In addition to her boot camp workouts, one of my veteran boot campers has added biking to and from work to her workout routine.  May is Bike to Work Month, and I am proud to hear she is participating.  However, the added exercise has left her feeling extra sore this week.  I know the feeling as I have been doing more biking and just added my boot camp sessions back into the mix.  What are we to do with these sore muscles?

Why Do Your Muscles Become Sore Anyway?


Whenever you engage in an unusual level of physical activity, whether lifting weights, going for a jog, or simply moving a heavy piece of furniture you create microscopic tears in your muscle tissue. Don’t worry; this is normal – when your body rebuilds the damaged muscle it grows back bigger and stronger than before. This is the same mechanism that athletes and bodybuilders use to become faster, bigger and stronger.

As a general rule, the more you exert yourself, the more microscopic tears you create, and the more soreness you feel later on as the muscles are being repaired by your body. The soreness itself is a result of both the damage to the muscles, and chemical waste products produced by the muscles during use (namely lactic acid).

Different Types of Muscle Soreness

If you’ve found yourself with sore muscles and have come here in search of relief – the first thing you should do is determine the cause of the soreness. Is it normal post-workout soreness or does it feel much worse than that?

Normal, Post-Workout Muscle Soreness

Many people who work out on a regular basis will describe this type of muscle pain as ‘good’ – many even enjoy it as a sign that they’ve pushed themselves hard enough to see a benefit from their exercise as the muscle fibers grow back stronger than before. Normal muscle soreness manifests itself as a dull but localized pain in the worked muscles that doesn’t limit range of motion but may be accompanied by tightness and temporary loss of strength. It can appear right after your workout, or several hours after your workout (Delayed Onset Muscle Soreness).

You can reduce some of the discomfort by stretching the sore muscles often to keep them from tightening up along with participating in light cardiovascular training to get the blood and lymphatic systems moving (to assist flushing of remaining waste products like lactic acid). Anti-inflammatories such as ibuprophen can help relieve the pain, but it has been argued that they may also limit muscle gain.

Strained or Overexerted Muscle Soreness

This happens when you push too hard, too fast and is most common in people who are just beginning a workout program and overdo it on the first few trips to the gym. The symptoms are the same as in normal, post-workout soreness but with the addition of tenderness in the area of the strained muscle and painful tightness which may limit your range of motion.

If the pain is severe, see your doctor. If it’s tolerable, try not to use the muscle and each day you should notice an increased range of non-painful motion. Stretching *may* help depending on the extent of the strain. If the soreness turns into pain as you stretch, stop and just give that muscle some time to heal. Anti inflammatory medication such as ibuprophen can lessen the immediate pain, but may also lessen your muscle gain.

Pulled or Torn Muscles

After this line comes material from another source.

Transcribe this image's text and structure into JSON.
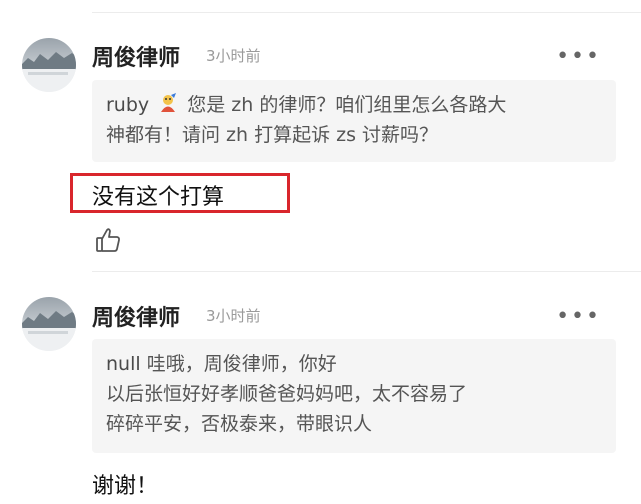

This usually happens because a muscle was not fully prepared for exertion or incapable of handling the demanded exertion and is exactly what the title implies. Depending on the amount of overexertion a muscle can be partially or completely torn. A small tear will result in a sharp pain in the effected muscle followed by a similar pain whenever the muscle is called into use. Severe strains cause swelling as blood pools around the injured muscle to protect it and provide some damage control. A larger, or complete tear will be extremely painful and may result in an inability to use the muscle at all – if you are sitting at your PC reading this then you likely don’t have one of these unless your pain threshold is abnormally high.

If you suspect a severely strained or torn muscle, stop exercising, ice the area, and go and see your physician immediately. Continued use of the damaged muscle will only increase the damage and extend healing time. Do NOT apply heat as this will increase the blood flow and swelling, if the area does begin to swell, wrap it snugly with an ace bandage and keep it elevated until your doctor can examine it.

Preventing Sore Muscles

If you’re going to work out, you’re going to experience muscle soreness. You can however, reduce your chances of strains, pulls and tears. Here are some tips:
Gently stretch each muscle group for at least 60 seconds before and after your workouts
Begin and end every workout with an absurdly light load. If you’re about to run, start with 10 minutes of fast walking. If you’re about to lift weights, do a couple of speed sets using only the bar and going through the entire range of motion
Hydrate! Lots of water or an electrolyte containing sports drink
If weight training, stretch the target muscles between sets
Finish every workout (even weight training) with 10-15 minutes of light cardio. This gets the blood and lymphatic system flowing and will help eliminate waste products built up from the workout
Get a massage
Ice the worked muscle group immediately after especially hard workouts